The most popular way to work around it and get some good photos is to use on camera fill flash as you run and gun. But as each hall has a different flavour of lighting, you don’t stand much chance of gelling your flash to match so everyone’s shots tend to look the same. You see ringflash adapters, various brackets and all manner of Tupperware to try and avoid the rabbit-in-the-headlights bare flash look but I decided to even further and make it through the weekend flash-free!
The 5DMkII is pretty happy at high ISOs so I spent most of the time at or above ISO1600, wide open on either my 50mm f1.8 or my 24-105mm f4. As the backgrounds are so varied in the NEC, I found centre-weighted metering was the best bet.
If you read this blog though, you know I can’t resist a bit off off-camera flash in a bid to get something a bit different.
This is Jen with a Nikon SB-28 on about 1/8th power in the passenger seat firing toward her head. Without that kick of light, the interior of the car was pure black and her dark blue outfit just blended in.
Then we have Michelle lit by what looks like a big softbox camera left, which in reality is a full power SB-28 bouncing off a white trailer on the neighbouring stand.
And then there’s Sara and Kirsty with Podzilla, the Santa Pod monster truck. Dozens of other people got basically the same shot, and while they did, I ran around to the back wheel, placed a flash and came back to quickly grab this. Natural light from the skylights (you can see some in the background) acted as the main light while my flash provides a bit of a kick from behind, seprating the twins fro the dark background.

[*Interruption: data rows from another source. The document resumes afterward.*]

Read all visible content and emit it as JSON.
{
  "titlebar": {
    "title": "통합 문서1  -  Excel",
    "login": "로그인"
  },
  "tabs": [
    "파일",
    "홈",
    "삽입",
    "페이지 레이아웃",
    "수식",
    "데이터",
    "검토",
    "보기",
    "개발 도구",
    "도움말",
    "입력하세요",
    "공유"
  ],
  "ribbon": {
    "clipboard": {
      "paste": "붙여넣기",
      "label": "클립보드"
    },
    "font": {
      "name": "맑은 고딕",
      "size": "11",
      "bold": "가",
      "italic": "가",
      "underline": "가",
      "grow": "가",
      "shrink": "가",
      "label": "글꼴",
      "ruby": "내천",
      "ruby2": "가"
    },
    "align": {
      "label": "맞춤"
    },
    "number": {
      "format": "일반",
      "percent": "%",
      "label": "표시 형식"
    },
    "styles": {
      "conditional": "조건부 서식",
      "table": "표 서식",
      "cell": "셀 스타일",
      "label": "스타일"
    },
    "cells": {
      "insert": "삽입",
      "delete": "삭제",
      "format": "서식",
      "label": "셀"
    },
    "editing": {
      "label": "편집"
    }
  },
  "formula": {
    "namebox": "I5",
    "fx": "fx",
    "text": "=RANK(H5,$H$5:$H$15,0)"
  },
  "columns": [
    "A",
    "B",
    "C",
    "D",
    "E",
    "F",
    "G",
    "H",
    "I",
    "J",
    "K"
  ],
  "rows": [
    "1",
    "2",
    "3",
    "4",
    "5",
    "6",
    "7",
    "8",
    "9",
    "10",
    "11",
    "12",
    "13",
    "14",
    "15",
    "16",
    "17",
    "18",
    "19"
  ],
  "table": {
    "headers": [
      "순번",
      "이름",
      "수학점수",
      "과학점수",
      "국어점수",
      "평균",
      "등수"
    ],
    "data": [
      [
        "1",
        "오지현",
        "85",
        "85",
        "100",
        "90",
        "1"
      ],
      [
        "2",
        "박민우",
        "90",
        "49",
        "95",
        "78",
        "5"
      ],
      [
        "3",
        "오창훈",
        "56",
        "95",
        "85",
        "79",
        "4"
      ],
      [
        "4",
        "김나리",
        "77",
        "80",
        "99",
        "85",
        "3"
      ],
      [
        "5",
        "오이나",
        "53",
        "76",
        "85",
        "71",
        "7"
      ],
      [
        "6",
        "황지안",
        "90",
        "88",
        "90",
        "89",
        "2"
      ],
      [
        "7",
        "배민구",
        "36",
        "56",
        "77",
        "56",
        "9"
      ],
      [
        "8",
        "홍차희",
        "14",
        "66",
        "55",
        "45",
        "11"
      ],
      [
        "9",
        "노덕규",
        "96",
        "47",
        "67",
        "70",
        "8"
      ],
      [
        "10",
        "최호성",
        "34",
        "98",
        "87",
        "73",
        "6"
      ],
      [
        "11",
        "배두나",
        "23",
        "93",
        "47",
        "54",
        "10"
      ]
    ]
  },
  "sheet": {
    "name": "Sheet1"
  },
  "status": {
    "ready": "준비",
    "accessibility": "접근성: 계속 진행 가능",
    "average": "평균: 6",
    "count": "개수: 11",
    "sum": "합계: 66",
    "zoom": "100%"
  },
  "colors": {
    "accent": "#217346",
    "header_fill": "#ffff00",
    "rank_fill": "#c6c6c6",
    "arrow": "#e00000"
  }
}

When you are at the World famous Silverstone circuit and you’ve got access to the pit lane, it’s just plain rude not to use it as a location. Especially when you’ve got the lovely Sarah and her equally lovely VW Polo as your subject.
The plan here was twofold – firstly I wanted to get some good shots in the can for Sarah and secondly I wanted to find out just how well my new lighting rig coped in a typical car show situation. Fortunately, it passed with flying colours.

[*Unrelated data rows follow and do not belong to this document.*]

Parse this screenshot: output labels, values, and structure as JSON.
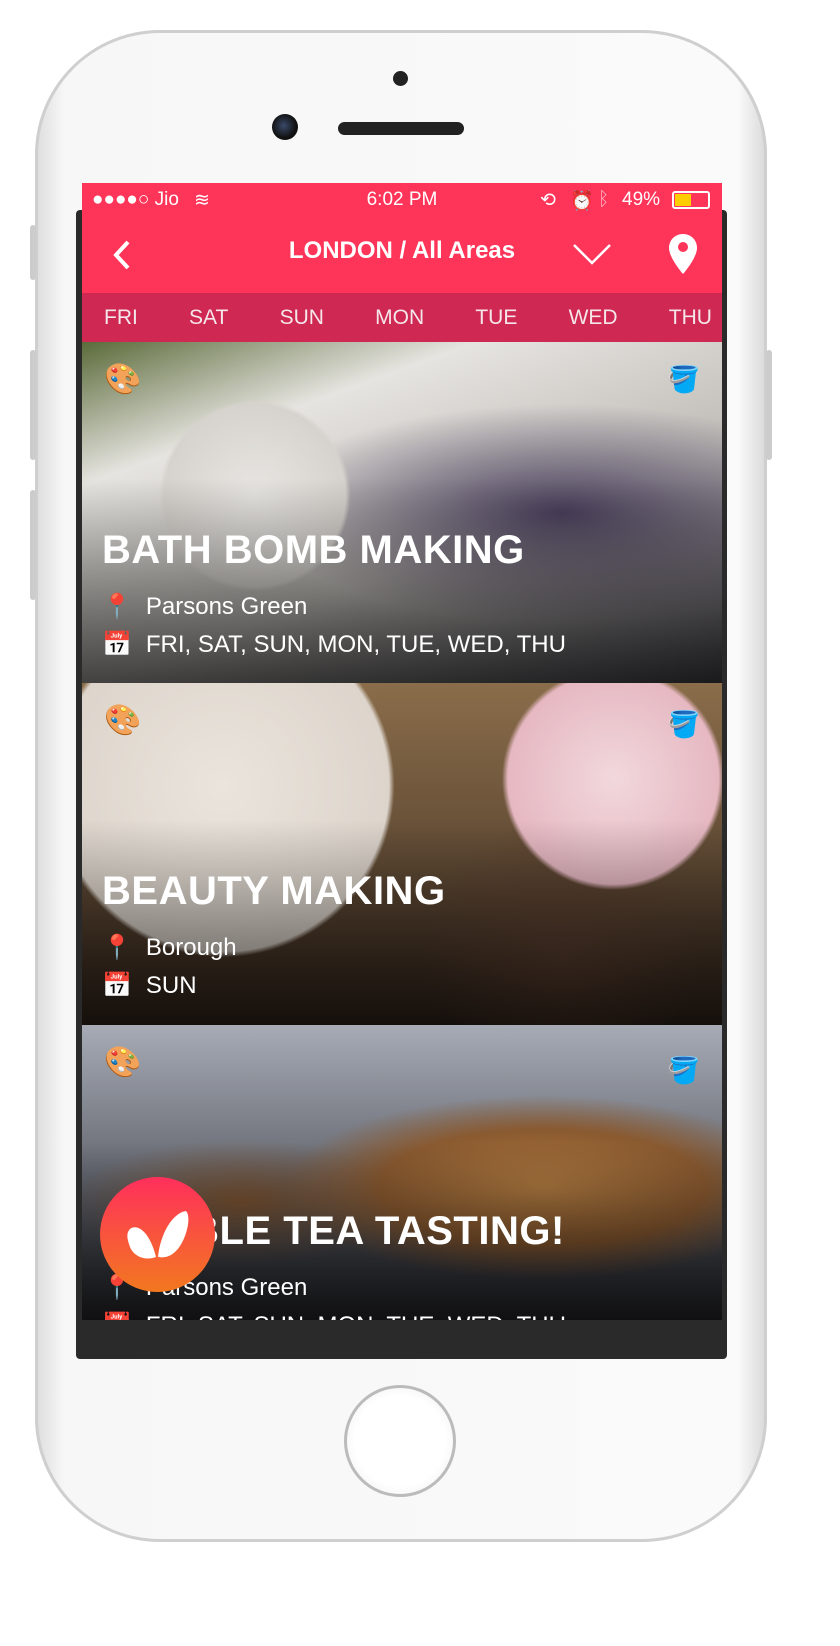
{
  "status_bar": {
    "carrier": "●●●●○ Jio",
    "time": "6:02 PM",
    "battery": "49%",
    "battery_level": 0.49,
    "icons": [
      "wifi-icon",
      "rotation-lock-icon",
      "alarm-icon",
      "bluetooth-icon",
      "battery-icon"
    ]
  },
  "header": {
    "title": "LONDON / All Areas",
    "icons": [
      "back-chevron-icon",
      "dropdown-chevron-icon",
      "location-pin-icon"
    ]
  },
  "accent_color": "#ff3459",
  "days": [
    "FRI",
    "SAT",
    "SUN",
    "MON",
    "TUE",
    "WED",
    "THU"
  ],
  "events": [
    {
      "title": "BATH BOMB MAKING",
      "location": "Parsons Green",
      "days": "FRI, SAT, SUN, MON, TUE, WED, THU"
    },
    {
      "title": "BEAUTY MAKING",
      "location": "Borough",
      "days": "SUN"
    },
    {
      "title": "BUBBLE TEA TASTING!",
      "location": "Parsons Green",
      "days": "FRI, SAT, SUN, MON, TUE, WED, THU"
    }
  ]
}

To work in this situation, a lighting rig, for me at least, needs to be;
Light enough to carry: No matter how close you can park, it’s always a distance to anywhere you would want to shoot. I’ve got both heads, both packs and all cabling in a Crumpler Company Gigolo 9500 bag. With my light stands, a few modifiers, and some grip equipment in a fishing rod bag, I am able to move the whole lot short distances on my own. Although this time I had help from Chris Wynne and Darren Skidmore.
Quick to set up: You’ve got to move quickly at a car show as you’ve likely borrowed the girls from a trade stand or a car from a Show n Shine area so time is limited. Another box ticked by the Quadras. The heads are small enough for a Manfrotto Nano 001B stand to support with the pack hanging to add stability and the Elinchrom Deep Octa goes up swiftly. Cheaper eBay softboxes take a while to assemble though.
Power: I don’t always get to choose when a shoot is going to happen and areas in shade aren’t always the best looking locations, so I need some punch to overpower and control the ambient light. For this shoot the solution was to use 3 hot shoe flashes for example. At 400w/s the Quadra packs aren’t the most powerful, but still had plenty to tame the light spilling into the pit lane in this case. Although I’ve yet to try, I am certain 2 bare heads could handle full sun.
Enough talk, onto some images! Firstly to underexpose the pit lane enough to be able to add my own light I had to shoot at around f/18 at my max sync speed. I should probably take this opportunity to mention the Elinchrom Skyport Speed controller syncs withe the receivers in the Quadra packs at my max sync speed of 1/200th without trouble.
All I had to do now was bring in the lights. A simple, bare head setup for just the car and the Deep Octa softbox (in beauty dish mode) added to the camera right flash for the shots with Sarah.
And onto the results. Let me know what you think in the comments.